The Criminal Court in the western Suez Canal city of Ismailia on Tuesday sentenced 14 people to death for involvement in an attack on a police station in the town of El-Arish last year. President Mohamed Morsy’s campaign to combat militant activities hopes to put an end to similar attacks which have plagued North Sinai for decades.
The convicted, suspected of being members of Al-TawhidWal Jihad, were charged with murdering five police officers, a civilian and a soldier. Of the 14, eight were convicted in absentia.
Another trial in the same court is expected to take place next month for another 11 people, also accused of belonging to Islamist militant groups. According to an Amnesty International report in May, 123 people were given the death penalty in 2011, including “at least 17 who were sentenced after unfair trials before military courts.” Only one execution was verified by Amnesty though.

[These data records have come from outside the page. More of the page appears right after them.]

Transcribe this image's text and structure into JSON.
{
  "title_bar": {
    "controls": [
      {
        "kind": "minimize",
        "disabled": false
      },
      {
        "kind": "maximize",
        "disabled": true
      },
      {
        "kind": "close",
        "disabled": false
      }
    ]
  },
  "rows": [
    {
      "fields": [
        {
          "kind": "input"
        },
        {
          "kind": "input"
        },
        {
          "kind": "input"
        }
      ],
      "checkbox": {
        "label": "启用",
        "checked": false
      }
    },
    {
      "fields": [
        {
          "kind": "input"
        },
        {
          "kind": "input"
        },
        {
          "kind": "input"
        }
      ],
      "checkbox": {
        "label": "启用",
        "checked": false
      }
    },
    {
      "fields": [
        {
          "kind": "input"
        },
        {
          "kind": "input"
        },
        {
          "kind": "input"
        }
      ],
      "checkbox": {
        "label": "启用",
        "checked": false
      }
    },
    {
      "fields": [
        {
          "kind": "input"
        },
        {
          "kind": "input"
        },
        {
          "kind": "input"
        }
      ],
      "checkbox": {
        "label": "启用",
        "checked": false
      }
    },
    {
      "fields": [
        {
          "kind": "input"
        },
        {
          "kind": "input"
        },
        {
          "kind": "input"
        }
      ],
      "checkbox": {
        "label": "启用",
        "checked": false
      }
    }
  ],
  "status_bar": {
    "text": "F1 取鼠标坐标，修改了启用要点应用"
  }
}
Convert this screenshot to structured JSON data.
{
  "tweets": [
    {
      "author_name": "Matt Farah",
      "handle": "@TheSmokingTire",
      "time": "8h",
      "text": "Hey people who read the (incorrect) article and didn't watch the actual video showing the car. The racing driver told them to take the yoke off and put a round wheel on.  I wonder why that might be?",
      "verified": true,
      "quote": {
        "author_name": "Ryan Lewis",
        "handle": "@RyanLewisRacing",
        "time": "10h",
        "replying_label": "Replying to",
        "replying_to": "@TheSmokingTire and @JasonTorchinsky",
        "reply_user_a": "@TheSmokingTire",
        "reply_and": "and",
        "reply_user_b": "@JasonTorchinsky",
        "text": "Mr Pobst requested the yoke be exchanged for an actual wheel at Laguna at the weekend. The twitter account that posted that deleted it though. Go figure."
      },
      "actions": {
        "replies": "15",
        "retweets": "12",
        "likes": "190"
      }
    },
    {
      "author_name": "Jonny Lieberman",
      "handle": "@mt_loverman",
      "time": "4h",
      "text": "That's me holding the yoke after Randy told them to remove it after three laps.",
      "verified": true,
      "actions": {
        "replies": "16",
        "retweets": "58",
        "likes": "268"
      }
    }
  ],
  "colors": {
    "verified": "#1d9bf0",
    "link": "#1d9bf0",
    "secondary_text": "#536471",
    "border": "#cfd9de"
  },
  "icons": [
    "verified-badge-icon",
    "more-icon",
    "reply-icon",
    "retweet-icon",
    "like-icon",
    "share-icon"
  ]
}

In a further recent North Sinai attack, eye witnesses saw gunmen exchange fire with security forces at the Sheikh Zuweid power plant before fleeing, according to Al-Masry Al-Youm. The increase in violence and crackdowns in the region is regarded by the Egyptian Organisation for Human Rights (EOHR) as a positive attempt by security forces to deal with instability and violence in the region. According to Sherief Etman, Senior Foreign Relations Officer at the EOHR, the situation in the Sinai is “not getting worse, because the police and the army have been making advances in the Sinai.” Etman confirmed that three armed men were killed in the town of Nagaa Shaeana near the border town of Rafah on Tuesday, while on Wednesday armoured troops carried out operations in Dar El-Abt.
According to Etman, General Ahmed Gamel El-Din has promised to bring an end to the violence in the most dangerous areas by the end of next month. Despite the limitations placed on Egypt’s military presence in the Sinai by the Camp David Accords, there is reason enough to believe Israel will not object to Morsy’s Sinai campaign. “The Israeli leaders clearly know that Egypt needs to control the Sinai,” Etman explained. “These people are not only endangering Egyptians but also Israeli people living close to the border. The Minister of Defence has publicly announced that we have more than 200 tanks in the Sinai right now and I think Israel accepts the current situation.” To Etman, the Sinai security issue is not an issue that will be solved quickly, but may very well stretch past Morsy’s tenure as president.